◆ **PROBLEM TO WORK ON**
If a line below contains the string "邯郸市中级人民法院", copy it out.

◆ **DATASET CONTENT**
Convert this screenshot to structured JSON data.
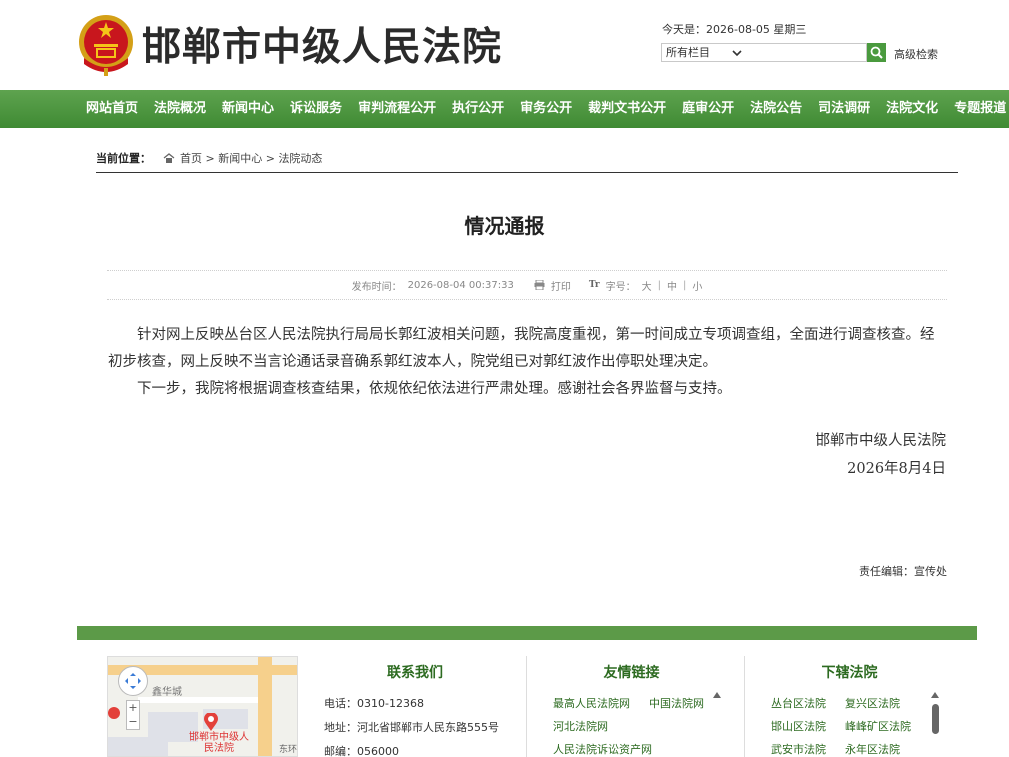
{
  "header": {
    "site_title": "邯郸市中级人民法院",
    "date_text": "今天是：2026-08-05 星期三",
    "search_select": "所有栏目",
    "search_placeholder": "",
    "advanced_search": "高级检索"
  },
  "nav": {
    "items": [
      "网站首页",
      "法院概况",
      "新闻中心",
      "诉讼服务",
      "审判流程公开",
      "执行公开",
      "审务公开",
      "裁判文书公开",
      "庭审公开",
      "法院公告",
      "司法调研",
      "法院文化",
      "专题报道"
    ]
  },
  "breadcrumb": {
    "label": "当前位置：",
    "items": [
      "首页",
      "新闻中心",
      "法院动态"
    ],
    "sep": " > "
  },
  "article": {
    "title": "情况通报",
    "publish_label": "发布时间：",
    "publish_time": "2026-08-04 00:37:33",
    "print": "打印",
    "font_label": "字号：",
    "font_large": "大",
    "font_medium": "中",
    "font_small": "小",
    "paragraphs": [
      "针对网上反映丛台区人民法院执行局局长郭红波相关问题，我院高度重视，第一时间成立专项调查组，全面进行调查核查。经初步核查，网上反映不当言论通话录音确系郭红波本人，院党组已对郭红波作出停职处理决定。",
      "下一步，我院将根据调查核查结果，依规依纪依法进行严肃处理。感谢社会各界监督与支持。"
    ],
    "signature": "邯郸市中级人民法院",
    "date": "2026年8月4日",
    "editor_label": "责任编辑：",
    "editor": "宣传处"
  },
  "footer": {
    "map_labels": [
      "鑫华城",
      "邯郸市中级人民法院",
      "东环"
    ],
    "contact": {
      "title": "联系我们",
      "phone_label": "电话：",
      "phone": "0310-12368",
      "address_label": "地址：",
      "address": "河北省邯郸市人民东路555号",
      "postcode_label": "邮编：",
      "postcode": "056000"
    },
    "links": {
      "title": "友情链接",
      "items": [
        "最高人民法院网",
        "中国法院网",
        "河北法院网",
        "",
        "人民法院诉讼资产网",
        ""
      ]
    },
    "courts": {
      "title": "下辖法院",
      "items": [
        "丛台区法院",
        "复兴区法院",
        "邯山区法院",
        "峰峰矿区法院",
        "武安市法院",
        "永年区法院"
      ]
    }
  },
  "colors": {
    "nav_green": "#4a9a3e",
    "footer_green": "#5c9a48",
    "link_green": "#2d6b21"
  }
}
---
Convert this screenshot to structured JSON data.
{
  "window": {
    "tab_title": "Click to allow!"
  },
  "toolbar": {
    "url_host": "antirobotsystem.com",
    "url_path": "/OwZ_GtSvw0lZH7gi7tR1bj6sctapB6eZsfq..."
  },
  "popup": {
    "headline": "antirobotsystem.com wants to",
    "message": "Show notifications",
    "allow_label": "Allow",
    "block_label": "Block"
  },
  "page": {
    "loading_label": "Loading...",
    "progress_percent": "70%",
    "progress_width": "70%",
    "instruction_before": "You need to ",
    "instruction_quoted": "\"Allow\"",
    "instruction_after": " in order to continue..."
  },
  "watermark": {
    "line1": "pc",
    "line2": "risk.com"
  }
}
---
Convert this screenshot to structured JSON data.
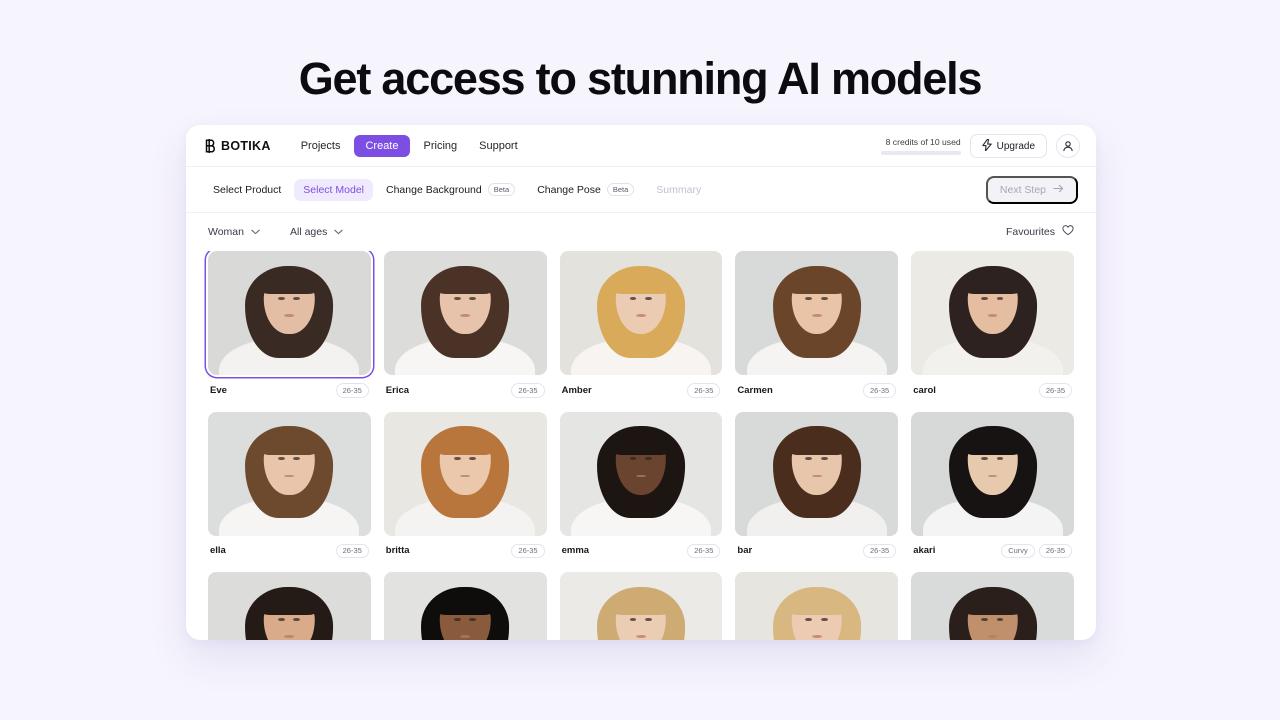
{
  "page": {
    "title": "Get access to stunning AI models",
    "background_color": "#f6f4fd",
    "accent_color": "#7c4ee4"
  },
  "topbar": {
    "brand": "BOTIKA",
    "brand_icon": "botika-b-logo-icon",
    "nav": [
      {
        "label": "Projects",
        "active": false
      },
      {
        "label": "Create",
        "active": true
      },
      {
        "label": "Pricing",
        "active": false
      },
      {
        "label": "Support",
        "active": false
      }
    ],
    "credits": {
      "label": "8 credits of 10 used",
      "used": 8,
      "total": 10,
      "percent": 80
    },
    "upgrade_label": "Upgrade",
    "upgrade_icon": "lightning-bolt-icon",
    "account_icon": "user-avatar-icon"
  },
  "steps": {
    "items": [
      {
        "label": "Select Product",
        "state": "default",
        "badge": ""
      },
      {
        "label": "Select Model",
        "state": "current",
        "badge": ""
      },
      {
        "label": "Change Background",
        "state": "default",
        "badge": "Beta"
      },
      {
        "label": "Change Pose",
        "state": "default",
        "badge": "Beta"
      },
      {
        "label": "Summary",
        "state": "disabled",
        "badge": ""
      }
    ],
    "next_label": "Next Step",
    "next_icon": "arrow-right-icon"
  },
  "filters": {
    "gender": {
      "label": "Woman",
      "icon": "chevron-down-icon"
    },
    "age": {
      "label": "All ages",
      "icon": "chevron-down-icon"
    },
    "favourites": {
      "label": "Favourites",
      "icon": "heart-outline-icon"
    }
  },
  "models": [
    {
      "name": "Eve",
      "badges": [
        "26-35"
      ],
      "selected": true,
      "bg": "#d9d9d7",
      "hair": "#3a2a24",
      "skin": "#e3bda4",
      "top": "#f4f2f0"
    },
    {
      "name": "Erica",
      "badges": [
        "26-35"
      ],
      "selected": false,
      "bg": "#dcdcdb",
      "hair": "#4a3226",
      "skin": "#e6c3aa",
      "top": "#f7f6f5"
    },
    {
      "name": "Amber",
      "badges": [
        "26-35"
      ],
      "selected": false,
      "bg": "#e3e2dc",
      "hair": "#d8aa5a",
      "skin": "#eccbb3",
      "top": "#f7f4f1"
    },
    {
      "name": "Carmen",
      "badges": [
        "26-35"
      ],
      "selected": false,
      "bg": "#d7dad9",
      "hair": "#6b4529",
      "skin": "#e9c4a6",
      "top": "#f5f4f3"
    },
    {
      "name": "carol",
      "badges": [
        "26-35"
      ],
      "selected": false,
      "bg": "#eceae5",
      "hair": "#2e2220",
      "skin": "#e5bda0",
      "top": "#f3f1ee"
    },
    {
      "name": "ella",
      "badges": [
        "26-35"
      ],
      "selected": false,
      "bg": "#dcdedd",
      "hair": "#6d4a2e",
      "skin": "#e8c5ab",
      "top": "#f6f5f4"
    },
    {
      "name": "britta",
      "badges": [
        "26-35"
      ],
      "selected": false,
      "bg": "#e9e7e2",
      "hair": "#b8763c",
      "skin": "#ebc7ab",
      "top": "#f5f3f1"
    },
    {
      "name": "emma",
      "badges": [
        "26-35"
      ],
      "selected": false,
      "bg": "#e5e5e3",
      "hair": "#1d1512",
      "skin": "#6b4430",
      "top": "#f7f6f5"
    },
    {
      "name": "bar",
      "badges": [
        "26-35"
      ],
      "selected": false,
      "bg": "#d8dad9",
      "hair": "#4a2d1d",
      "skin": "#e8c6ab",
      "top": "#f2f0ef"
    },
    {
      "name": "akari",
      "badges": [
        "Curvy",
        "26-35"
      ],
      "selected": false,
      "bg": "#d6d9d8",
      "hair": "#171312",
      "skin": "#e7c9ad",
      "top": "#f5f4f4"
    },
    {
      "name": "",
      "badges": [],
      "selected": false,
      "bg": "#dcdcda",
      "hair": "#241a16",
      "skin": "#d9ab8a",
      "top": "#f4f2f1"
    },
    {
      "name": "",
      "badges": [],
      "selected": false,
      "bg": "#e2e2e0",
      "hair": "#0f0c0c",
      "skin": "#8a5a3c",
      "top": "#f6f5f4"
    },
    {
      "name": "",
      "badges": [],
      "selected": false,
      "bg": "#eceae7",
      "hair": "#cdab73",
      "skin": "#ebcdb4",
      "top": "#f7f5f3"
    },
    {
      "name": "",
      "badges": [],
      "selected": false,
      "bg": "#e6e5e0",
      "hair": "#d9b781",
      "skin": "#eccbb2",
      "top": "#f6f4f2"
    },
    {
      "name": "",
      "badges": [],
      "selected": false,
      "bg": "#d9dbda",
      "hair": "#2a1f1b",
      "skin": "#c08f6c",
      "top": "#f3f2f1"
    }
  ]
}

◆ **RESULT FOR THIS TASK**
    "site_title": "邯郸市中级人民法院",
    "signature": "邯郸市中级人民法院",
      "邯郸市中级人民法院",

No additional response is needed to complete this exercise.